Without question, Superman is the most iconic of all comic book heroes. That’s not to say he’s the best – it just means he’s the benchmark to whom all other superheroes are compared. Not only is he one of the original heroes, he also possesses all the qualities one is expected to have: selflessness, super-human abilities and the like. In short, when most people hear the term “superhero,” they think of Superman.
That’s why it’s a shame that no film has truly lived up to his legacy. Over the past few decades five movies featuring Superman have all failed, falling prey to campiness and over-the-top storylines and acting. “Man of Steel” could’ve easily turned out the same way. But by taking a serious, realistic view of the character, the film avoids the pitfalls of its predecessors. The result is an excellent, yet flawed, comic book movie.

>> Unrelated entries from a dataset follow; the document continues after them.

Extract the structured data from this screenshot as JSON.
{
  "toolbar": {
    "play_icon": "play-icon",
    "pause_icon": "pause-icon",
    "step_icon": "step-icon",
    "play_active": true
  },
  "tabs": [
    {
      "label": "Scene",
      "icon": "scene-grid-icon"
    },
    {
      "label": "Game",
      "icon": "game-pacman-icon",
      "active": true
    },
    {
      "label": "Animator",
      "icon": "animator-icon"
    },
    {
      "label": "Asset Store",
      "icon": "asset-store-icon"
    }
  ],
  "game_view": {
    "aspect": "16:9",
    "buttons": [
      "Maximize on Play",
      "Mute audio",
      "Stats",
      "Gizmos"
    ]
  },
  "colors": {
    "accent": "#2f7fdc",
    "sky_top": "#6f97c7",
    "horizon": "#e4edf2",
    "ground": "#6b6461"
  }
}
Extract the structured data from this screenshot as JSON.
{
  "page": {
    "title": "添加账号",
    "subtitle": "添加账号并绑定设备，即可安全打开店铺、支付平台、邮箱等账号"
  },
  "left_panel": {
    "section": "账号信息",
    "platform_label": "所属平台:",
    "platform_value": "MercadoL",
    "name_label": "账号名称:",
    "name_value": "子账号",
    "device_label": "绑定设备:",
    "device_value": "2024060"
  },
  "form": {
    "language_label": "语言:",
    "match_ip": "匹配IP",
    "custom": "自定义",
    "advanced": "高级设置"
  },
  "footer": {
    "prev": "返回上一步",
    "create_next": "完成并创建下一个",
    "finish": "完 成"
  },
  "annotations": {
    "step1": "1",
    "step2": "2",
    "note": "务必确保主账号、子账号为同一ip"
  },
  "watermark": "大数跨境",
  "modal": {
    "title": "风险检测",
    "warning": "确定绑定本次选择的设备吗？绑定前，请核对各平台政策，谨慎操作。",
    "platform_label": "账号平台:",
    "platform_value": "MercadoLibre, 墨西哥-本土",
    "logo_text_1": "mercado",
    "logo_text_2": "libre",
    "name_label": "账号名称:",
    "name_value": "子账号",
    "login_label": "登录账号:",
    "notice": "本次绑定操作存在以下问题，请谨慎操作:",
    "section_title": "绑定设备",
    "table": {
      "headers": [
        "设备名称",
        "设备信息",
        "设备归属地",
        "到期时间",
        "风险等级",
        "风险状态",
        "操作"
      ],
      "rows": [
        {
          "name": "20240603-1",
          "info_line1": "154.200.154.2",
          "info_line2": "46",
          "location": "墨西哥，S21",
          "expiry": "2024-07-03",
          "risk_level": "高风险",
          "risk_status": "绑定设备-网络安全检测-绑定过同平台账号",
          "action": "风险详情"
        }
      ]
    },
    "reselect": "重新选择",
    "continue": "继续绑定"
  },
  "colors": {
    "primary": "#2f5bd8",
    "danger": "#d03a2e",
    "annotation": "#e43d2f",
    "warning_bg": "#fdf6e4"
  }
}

“Man of Steel” is basically the “Dark Knight” version of Superman. Writer David S. Goyer and Producer Christopher Nolan (two of the people responsible for that recent Batman franchise), along with Director Zack Snyder, present a story in which an Earth-raised extraterrestrial must come to grips with his powers and the alienation that comes with them. Clark Kent/Kal-El is really neither human nor Kryptonian, possessing the moral principles of humanity but also super-human capabilities that prevent him from ever leading a normal life on Earth. Thus, he must choose whether to hide his powers and let others die or use them and face the ridicule of being different.
No other Superman film has effectively tackled those themes, and none are like “Man of Steel.” It’s dark and humorless, but it’s also very moving. By far the best parts are the flashbacks in which Superman struggles to cope with his powers, like the touching scene in which Martha Kent coaxes a young Clark out of a closet where he had fled after being overwhelmed by his hyper-senses. It would’ve been interesting to see more of that character development.

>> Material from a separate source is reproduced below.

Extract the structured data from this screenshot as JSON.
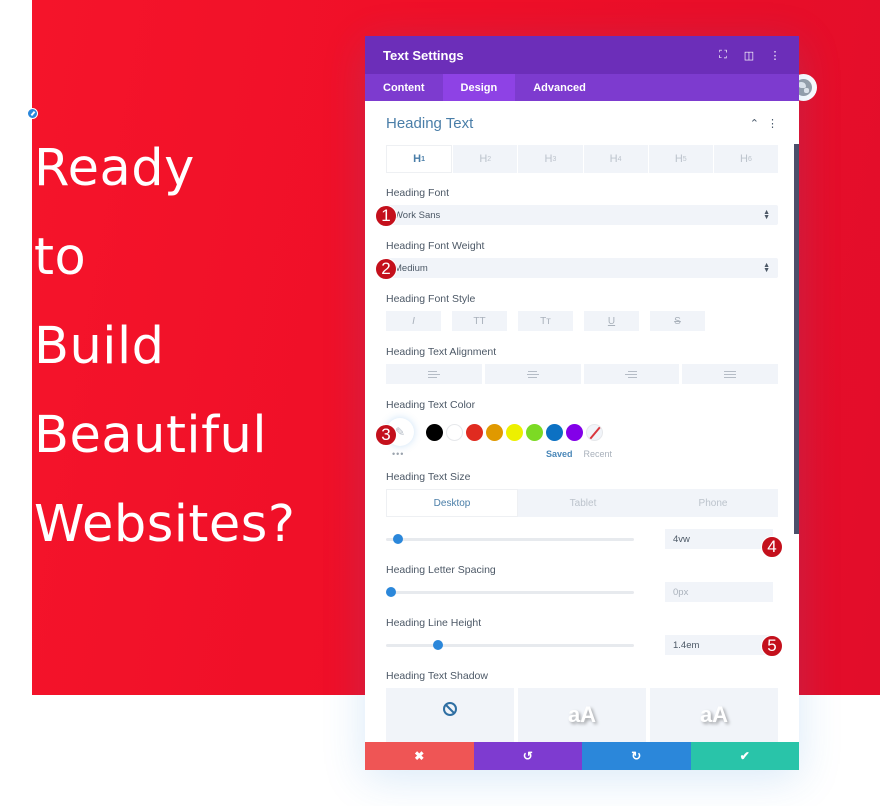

Instead, much of the movie consists of drawn-out CGI action sequences mostly likely created to top “The Avengers.” While General Zod proved to be the perfect antagonist for the story (a Kryptonian intent on destroying a world Superman isn’t sure he fits into), the prolonged fights between hero and villain counteracted against the more compelling introspective scenes. Still Henry Cavill and Amy Adams were well-cast as Superman and Lois Lane, and Michael Shannon was especially good as Zod.

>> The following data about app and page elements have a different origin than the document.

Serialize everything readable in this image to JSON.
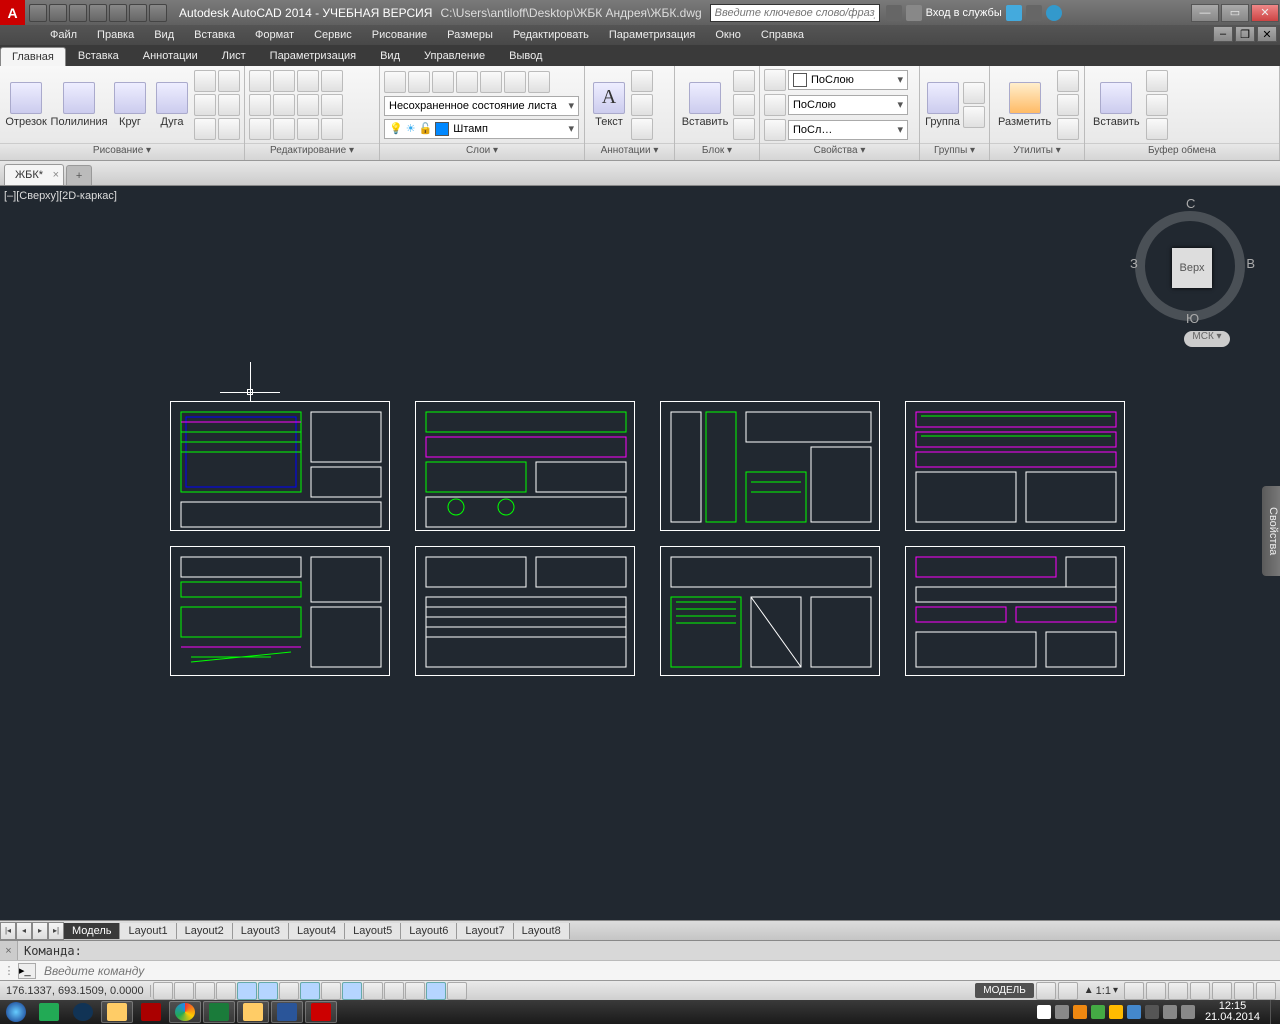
{
  "title": {
    "app": "Autodesk AutoCAD 2014 - УЧЕБНАЯ ВЕРСИЯ",
    "path": "C:\\Users\\antiloff\\Desktop\\ЖБК Андрея\\ЖБК.dwg",
    "search_placeholder": "Введите ключевое слово/фразу",
    "signin": "Вход в службы"
  },
  "menus": [
    "Файл",
    "Правка",
    "Вид",
    "Вставка",
    "Формат",
    "Сервис",
    "Рисование",
    "Размеры",
    "Редактировать",
    "Параметризация",
    "Окно",
    "Справка"
  ],
  "ribbon_tabs": [
    "Главная",
    "Вставка",
    "Аннотации",
    "Лист",
    "Параметризация",
    "Вид",
    "Управление",
    "Вывод"
  ],
  "panels": {
    "draw": {
      "title": "Рисование ▾",
      "line": "Отрезок",
      "polyline": "Полилиния",
      "circle": "Круг",
      "arc": "Дуга"
    },
    "modify": {
      "title": "Редактирование ▾"
    },
    "layers": {
      "title": "Слои ▾",
      "state": "Несохраненное состояние листа",
      "current": "Штамп"
    },
    "annot": {
      "title": "Аннотации ▾",
      "text": "Текст"
    },
    "block": {
      "title": "Блок ▾",
      "insert": "Вставить"
    },
    "props": {
      "title": "Свойства ▾",
      "color": "ПоСлою",
      "ltype": "ПоСлою",
      "lweight": "ПоСл…"
    },
    "groups": {
      "title": "Группы ▾",
      "group": "Группа"
    },
    "utils": {
      "title": "Утилиты ▾",
      "measure": "Разметить"
    },
    "clip": {
      "title": "Буфер обмена",
      "paste": "Вставить"
    }
  },
  "filetab": "ЖБК*",
  "viewlabel": "[–][Сверху][2D-каркас]",
  "viewcube": {
    "top": "Верх",
    "n": "С",
    "s": "Ю",
    "e": "В",
    "w": "З",
    "wcs": "МСК ▾"
  },
  "side_panel": "Свойства",
  "layout_tabs": {
    "model": "Модель",
    "layouts": [
      "Layout1",
      "Layout2",
      "Layout3",
      "Layout4",
      "Layout5",
      "Layout6",
      "Layout7",
      "Layout8"
    ]
  },
  "command": {
    "prompt": "Команда:",
    "placeholder": "Введите команду"
  },
  "status": {
    "coords": "176.1337, 693.1509, 0.0000",
    "model": "МОДЕЛЬ",
    "scale": "1:1"
  },
  "clock": {
    "time": "12:15",
    "date": "21.04.2014"
  }
}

While not perfect, “Man of Steel” is a film that finally does Superman justice. If it’s any indication of a DC cinematic universe, then fans of comic book movies have a lot to look forward to in the coming years.
4 out of 5 doubloons
Sean Quinn can be reached at firstname.lastname@example.org